How I can increase the inode number of external storage without formatting a drive?
(OS: CentOD 7)
Thanks in advance.
How Can I Increase Disk Inode Number Without Format Disk Or Using editing /etc/mke2fs.conf?
Please Let Me Know,
The number of inodes cannot be increased without formatting the disk.
Are there any filesystems that have dynamically allocated inode storage that can be increased on-demand, instead of fixed inode storage, which in this day and age seems quaint and kind of dumb?
Never mind I got it when I reread “When creating a new file system on a partition, you can use the
-ioption to set the bytes-per-inode (bytes/inode ratio), the larger the bytes-per-inode ratio, the fewer inodes will be created.”
Is the number after
ia ratio or an integer. For example, will the number create exactly that amount of inodes or a number divided by the size of the disk?
Anyone can explain basically what is an inode?
An inode is a data structure that is used to store information of files on your Linux system. The number of inodes shows the number of files and directories you have on the system.

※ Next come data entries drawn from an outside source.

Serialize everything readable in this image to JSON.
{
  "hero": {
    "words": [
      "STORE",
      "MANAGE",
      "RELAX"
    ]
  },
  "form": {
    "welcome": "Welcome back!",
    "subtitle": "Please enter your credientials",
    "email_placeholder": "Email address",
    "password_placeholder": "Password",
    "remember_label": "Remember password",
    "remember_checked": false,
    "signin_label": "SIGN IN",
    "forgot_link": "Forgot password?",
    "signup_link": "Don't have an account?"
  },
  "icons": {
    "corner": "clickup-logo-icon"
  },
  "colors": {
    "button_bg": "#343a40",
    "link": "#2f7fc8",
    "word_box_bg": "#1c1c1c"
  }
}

Very nice and useful article
thanks a lot
Many thanks for the useful feedback.